A once-controversial Petaluma farm known mostly for its cannabis program is stoking a different kind of high these days, doling out pounds upon pounds of free produce to Bay Area chefs.
Gardeners at the Sonoma Hills Farm planted a 3-acre produce garden earlier this summer and have started sharing tomatoes, lettuces, beets, kohlrabi, and other vegetables with chefs in San Francisco and Napa and Sonoma counties.
Dubbed Chefs’ Ranch, the program aims to help chefs and restaurateurs get through financial hardships caused by the coronavirus pandemic.
Every box of goodies is totally free.
Head farmer Aaron Keefer said the program is both an effort to give back to the industry and to introduce Sonoma Hills as a viable source of fresh produce from the North Bay.
“In times like this we have to come together as a community,” said Keefer, whose title technically is vice president of cultivation and production. “We’ve got the food. They’ve got the need. If we can provide a boost to local restaurants by giving them our produce, all of us win.”
If anybody understands how to grow produce, it’s Keefer; he ran the culinary garden at The French Laundry in Yountville for 10 years before taking over at Sonoma Hills in February.
Keefer was hired because of his vision for cannabis—as he described it then, his goal was to “source the best genetics and consistently create the best cannabis.” In addition, Keefer hoped to create a 1-acre produce garden to serve local chefs who could subscribe for regular deliveries.

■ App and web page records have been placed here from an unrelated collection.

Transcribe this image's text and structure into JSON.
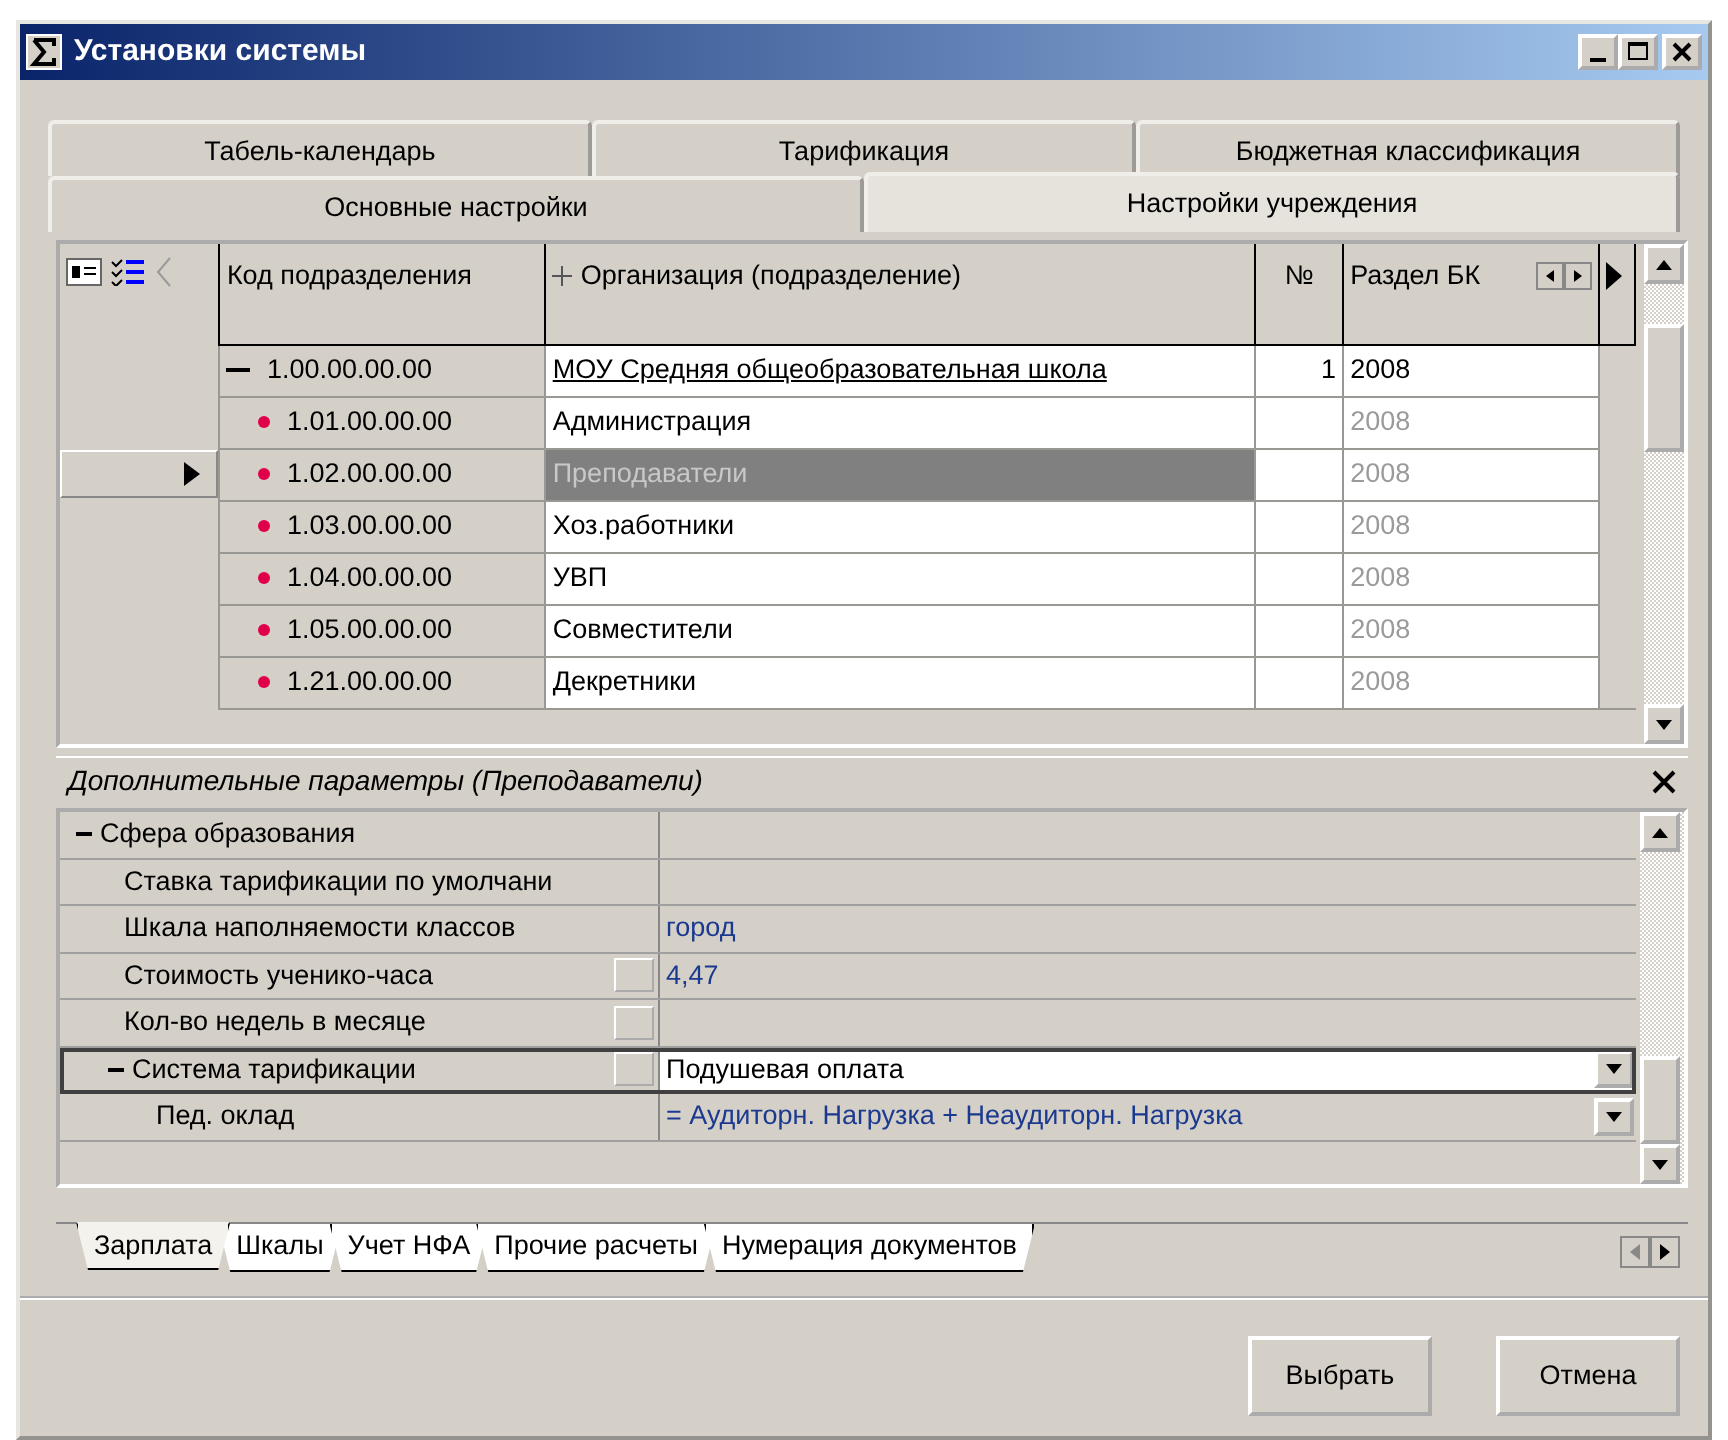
{
  "window": {
    "title": "Установки системы"
  },
  "tab_rows": [
    [
      {
        "label": "Табель-календарь",
        "selected": false
      },
      {
        "label": "Тарификация",
        "selected": false
      },
      {
        "label": "Бюджетная классификация",
        "selected": false
      }
    ],
    [
      {
        "label": "Основные настройки",
        "selected": false
      },
      {
        "label": "Настройки учреждения",
        "selected": true
      }
    ]
  ],
  "grid": {
    "columns": [
      "Код подразделения",
      "Организация (подразделение)",
      "№",
      "Раздел БК"
    ],
    "rows": [
      {
        "code": "1.00.00.00.00",
        "name": "МОУ Средняя общеобразовательная школа",
        "number": "1",
        "section": "2008",
        "section_inherited": false,
        "selected": false,
        "expanded": true,
        "children": [
          {
            "code": "1.01.00.00.00",
            "name": "Администрация",
            "section": "2008",
            "section_inherited": true,
            "selected": false
          },
          {
            "code": "1.02.00.00.00",
            "name": "Преподаватели",
            "section": "2008",
            "section_inherited": true,
            "selected": true
          },
          {
            "code": "1.03.00.00.00",
            "name": "Хоз.работники",
            "section": "2008",
            "section_inherited": true,
            "selected": false
          },
          {
            "code": "1.04.00.00.00",
            "name": "УВП",
            "section": "2008",
            "section_inherited": true,
            "selected": false
          },
          {
            "code": "1.05.00.00.00",
            "name": "Совместители",
            "section": "2008",
            "section_inherited": true,
            "selected": false
          },
          {
            "code": "1.21.00.00.00",
            "name": "Декретники",
            "section": "2008",
            "section_inherited": true,
            "selected": false
          }
        ]
      }
    ]
  },
  "properties": {
    "title": "Дополнительные параметры (Преподаватели)",
    "rows": [
      {
        "label": "Сфера образования",
        "selected": false,
        "expanded": true,
        "children": [
          {
            "label": "Ставка тарификации по умолчани",
            "kind": "text",
            "selected": false
          },
          {
            "label": "Шкала наполняемости классов",
            "value": "город",
            "kind": "text",
            "selected": false
          },
          {
            "label": "Стоимость ученико-часа",
            "value": "4,47",
            "kind": "text",
            "has_button": true,
            "selected": false
          },
          {
            "label": "Кол-во недель в месяце",
            "kind": "text",
            "has_button": true,
            "selected": false
          },
          {
            "label": "Система тарификации",
            "value": "Подушевая оплата",
            "kind": "dropdown",
            "has_button": true,
            "selected": true,
            "expanded": true,
            "children": [
              {
                "label": "Пед. оклад",
                "value": "= Аудиторн. Нагрузка + Неаудиторн. Нагрузка",
                "kind": "dropdown",
                "selected": false
              }
            ]
          }
        ]
      }
    ]
  },
  "bottom_tabs": [
    {
      "label": "Зарплата",
      "selected": true
    },
    {
      "label": "Шкалы",
      "selected": false
    },
    {
      "label": "Учет НФА",
      "selected": false
    },
    {
      "label": "Прочие расчеты",
      "selected": false
    },
    {
      "label": "Нумерация документов",
      "selected": false
    }
  ],
  "buttons": [
    "Выбрать",
    "Отмена"
  ]
}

Then the pandemic changed everything. During initial shelter-in-place orders, Keefer heard horror stories about restaurateurs losing money on take-out and struggling to make ends meet. In recent weeks, he read statistics predicting 85 percent of all restaurants in the region could close permanently because of the pandemic.

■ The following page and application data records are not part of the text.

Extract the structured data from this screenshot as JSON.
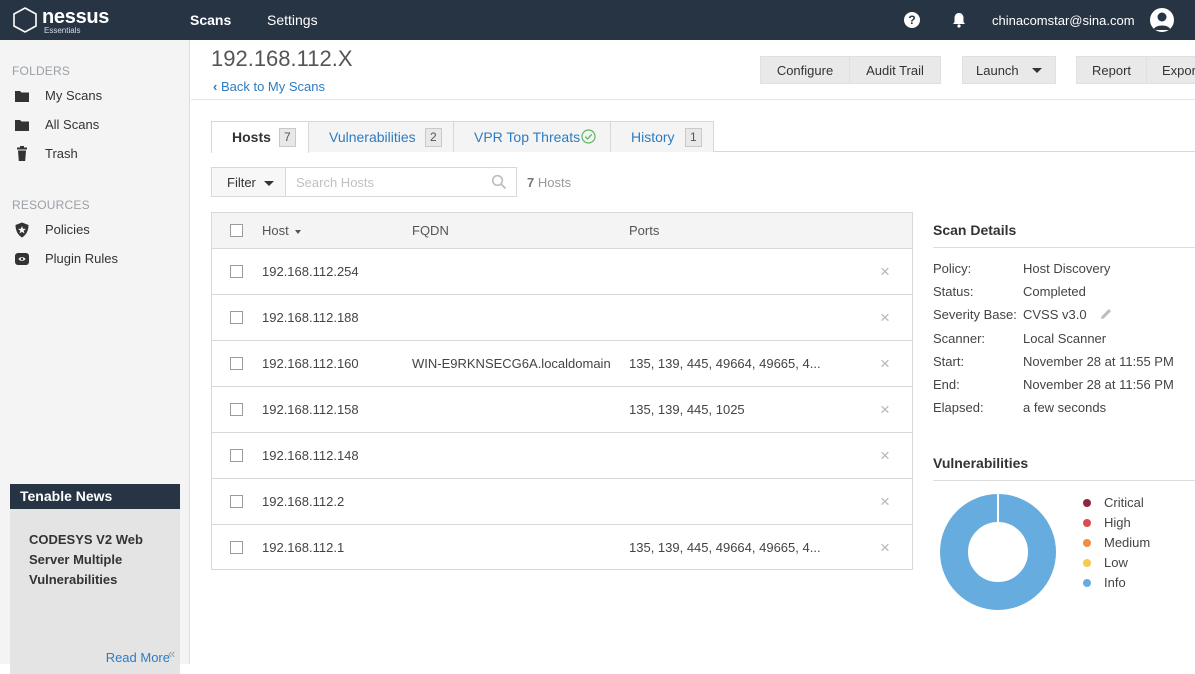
{
  "topbar": {
    "brand": "nessus",
    "edition": "Essentials",
    "nav": {
      "scans": "Scans",
      "settings": "Settings"
    },
    "help": "?",
    "user_email": "chinacomstar@sina.com"
  },
  "sidebar": {
    "folders_label": "FOLDERS",
    "folders": [
      {
        "label": "My Scans",
        "icon": "folder-icon"
      },
      {
        "label": "All Scans",
        "icon": "folder-icon"
      },
      {
        "label": "Trash",
        "icon": "trash-icon"
      }
    ],
    "resources_label": "RESOURCES",
    "resources": [
      {
        "label": "Policies",
        "icon": "shield-icon"
      },
      {
        "label": "Plugin Rules",
        "icon": "plugin-icon"
      }
    ],
    "news": {
      "title": "Tenable News",
      "headline": "CODESYS V2 Web Server Multiple Vulnerabilities",
      "read_more": "Read More"
    },
    "collapse": "«"
  },
  "header": {
    "title": "192.168.112.X",
    "back": "Back to My Scans",
    "buttons": {
      "configure": "Configure",
      "audit_trail": "Audit Trail",
      "launch": "Launch",
      "report": "Report",
      "export": "Export"
    }
  },
  "tabs": [
    {
      "label": "Hosts",
      "count": "7"
    },
    {
      "label": "Vulnerabilities",
      "count": "2"
    },
    {
      "label": "VPR Top Threats"
    },
    {
      "label": "History",
      "count": "1"
    }
  ],
  "filter": {
    "label": "Filter",
    "placeholder": "Search Hosts",
    "count": "7",
    "count_suffix": "Hosts"
  },
  "table": {
    "columns": {
      "host": "Host",
      "fqdn": "FQDN",
      "ports": "Ports"
    },
    "rows": [
      {
        "host": "192.168.112.254",
        "fqdn": "",
        "ports": ""
      },
      {
        "host": "192.168.112.188",
        "fqdn": "",
        "ports": ""
      },
      {
        "host": "192.168.112.160",
        "fqdn": "WIN-E9RKNSECG6A.localdomain",
        "ports": "135, 139, 445, 49664, 49665, 4..."
      },
      {
        "host": "192.168.112.158",
        "fqdn": "",
        "ports": "135, 139, 445, 1025"
      },
      {
        "host": "192.168.112.148",
        "fqdn": "",
        "ports": ""
      },
      {
        "host": "192.168.112.2",
        "fqdn": "",
        "ports": ""
      },
      {
        "host": "192.168.112.1",
        "fqdn": "",
        "ports": "135, 139, 445, 49664, 49665, 4..."
      }
    ],
    "remove_glyph": "×"
  },
  "scan_details": {
    "title": "Scan Details",
    "policy_label": "Policy:",
    "policy": "Host Discovery",
    "status_label": "Status:",
    "status": "Completed",
    "severity_label": "Severity Base:",
    "severity": "CVSS v3.0",
    "scanner_label": "Scanner:",
    "scanner": "Local Scanner",
    "start_label": "Start:",
    "start": "November 28 at 11:55 PM",
    "end_label": "End:",
    "end": "November 28 at 11:56 PM",
    "elapsed_label": "Elapsed:",
    "elapsed": "a few seconds"
  },
  "vulnerabilities": {
    "title": "Vulnerabilities",
    "legend": [
      {
        "label": "Critical",
        "color": "#91243e"
      },
      {
        "label": "High",
        "color": "#dd4b50"
      },
      {
        "label": "Medium",
        "color": "#f18c43"
      },
      {
        "label": "Low",
        "color": "#f8c851"
      },
      {
        "label": "Info",
        "color": "#67acdf"
      }
    ]
  },
  "chart_data": {
    "type": "pie",
    "categories": [
      "Critical",
      "High",
      "Medium",
      "Low",
      "Info"
    ],
    "values": [
      0,
      0,
      0,
      0,
      1
    ],
    "colors": [
      "#91243e",
      "#dd4b50",
      "#f18c43",
      "#f8c851",
      "#67acdf"
    ],
    "title": "Vulnerabilities",
    "legend": "right"
  }
}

Suddenly, it hit him: He had to help.
So Keefer and his staff of three got to work. They expanded the garden to 3 acres. They planted dozens of different types of potatoes, squash, corn, and other veggies.
By early July, their “quarantine garden” started producing in abundance. The farm began packing boxes for a select group of chef friends. Keefer himself engineered most of these deliveries, driving his personal pickup truck to restaurants all over the region. As the program became more formalized, Sonoma Hills invested in specific stickers for the boxes. These decals, a modern take on the victory garden posters of WWI and WWII, depict lady liberty as a female farmer, wearing a face covering.

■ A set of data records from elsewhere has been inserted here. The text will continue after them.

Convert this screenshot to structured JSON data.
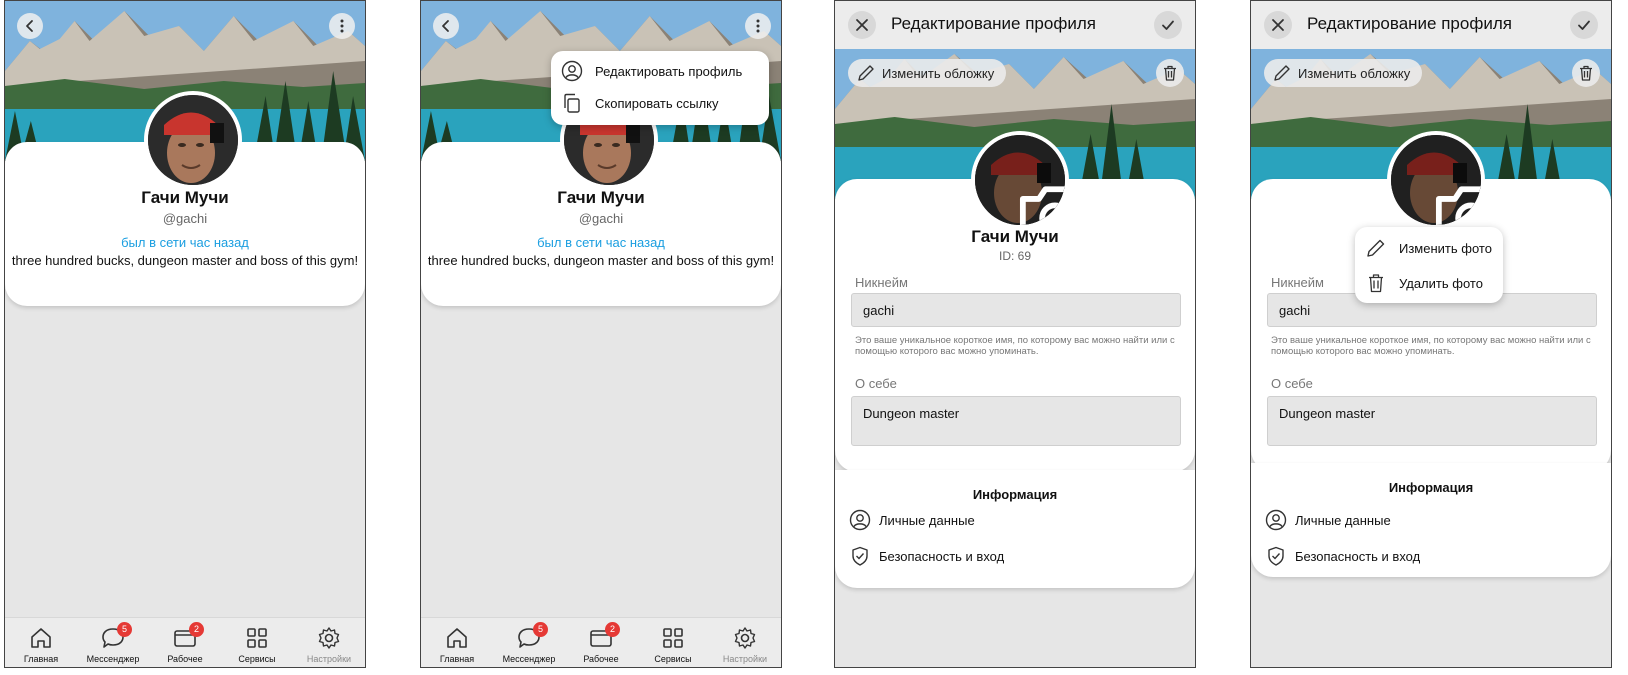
{
  "profile": {
    "name": "Гачи Мучи",
    "handle": "@gachi",
    "status": "был в сети час назад",
    "bio": "three hundred bucks, dungeon master and boss of this gym!",
    "id_label": "ID: 69"
  },
  "icons": {
    "back": "chevron-left-icon",
    "more": "more-vertical-icon",
    "close": "close-icon",
    "confirm": "check-icon",
    "camera": "camera-icon",
    "pencil": "pencil-icon",
    "trash": "trash-icon",
    "user": "user-circle-icon",
    "copy": "copy-icon",
    "shield": "shield-check-icon",
    "home": "home-icon",
    "messenger": "chat-bubble-icon",
    "workspace": "folder-icon",
    "services": "grid-icon",
    "settings": "gear-icon"
  },
  "nav": {
    "items": [
      {
        "label": "Главная",
        "badge": null
      },
      {
        "label": "Мессенджер",
        "badge": "5"
      },
      {
        "label": "Рабочее",
        "badge": "2"
      },
      {
        "label": "Сервисы",
        "badge": null
      },
      {
        "label": "Настройки",
        "badge": null
      }
    ]
  },
  "menu": {
    "edit_profile": "Редактировать профиль",
    "copy_link": "Скопировать ссылку"
  },
  "edit": {
    "title": "Редактирование профиля",
    "change_cover": "Изменить обложку",
    "nickname_label": "Никнейм",
    "nickname_value": "gachi",
    "nickname_hint": "Это ваше уникальное короткое имя, по которому вас можно найти или с помощью которого вас можно упоминать.",
    "about_label": "О себе",
    "about_value": "Dungeon master",
    "info_title": "Информация",
    "personal_data": "Личные данные",
    "security": "Безопасность и вход"
  },
  "photo_menu": {
    "change_photo": "Изменить фото",
    "delete_photo": "Удалить фото"
  },
  "colors": {
    "link": "#1a9ee0",
    "badge": "#e53935",
    "background": "#e6e6e6",
    "card": "#ffffff"
  }
}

Chefs certainly have been appreciative of the bounty.
Katina Connaughton, co-owner of Single Thread restaurant in Healdsburg, said she has been incorporating some of the lettuces and tomatoes into dishes the restaurant is donating to Sonoma Family Meal, a local nonprofit that gives free meals to residents in need.
Earlier this month, Connaughton said Single Thread was donating between 200 and 400 meals a day.
“We’ve created this wonderful outlet for surplus in our community and they have a surplus, so we are delighted to be able to incorporate the beautiful produce they’ve been giving us,” said Katina, who oversees operations at Single Thread’s farm in a hidden valley north of Fitch Mountain. “Having them be part of the community is a valuable addition.”
Phil Tessier, chef and partner at PRESS in St. Helena, also has received produce from Chefs’ Ranch, and has incorporated it into meals the restaurant has donated as part of a different philanthropic effort.
This program, named Feed Our Families, is a partnership with other Napa restaurants and the local Boys and Girls Club. Much like Sonoma Family Meal, this program distributes meals to residents in need. It also has raised money to support these families—at last check, the effort had raised more than $200,000.
Tessier said he also planned to use some of the Chefs Ranch produce on his regular restaurant menu.
“It allows us to elevate what we do here,” he said. “They do a lot for us just by getting better product into the restaurant.”
To be clear: Restaurant produce from Chefs’ Ranch at Sonoma Hills Farm won’t always be free. Keefer said that, eventually, he hopes to revert to the original plan and charge restaurants for access to the veggies he grows.
For now, however, there’s no timetable for that switch.
“Eventually this garden has to break even,” he said. “Until then our priority is helping chefs get through this [pandemic] as best we can.”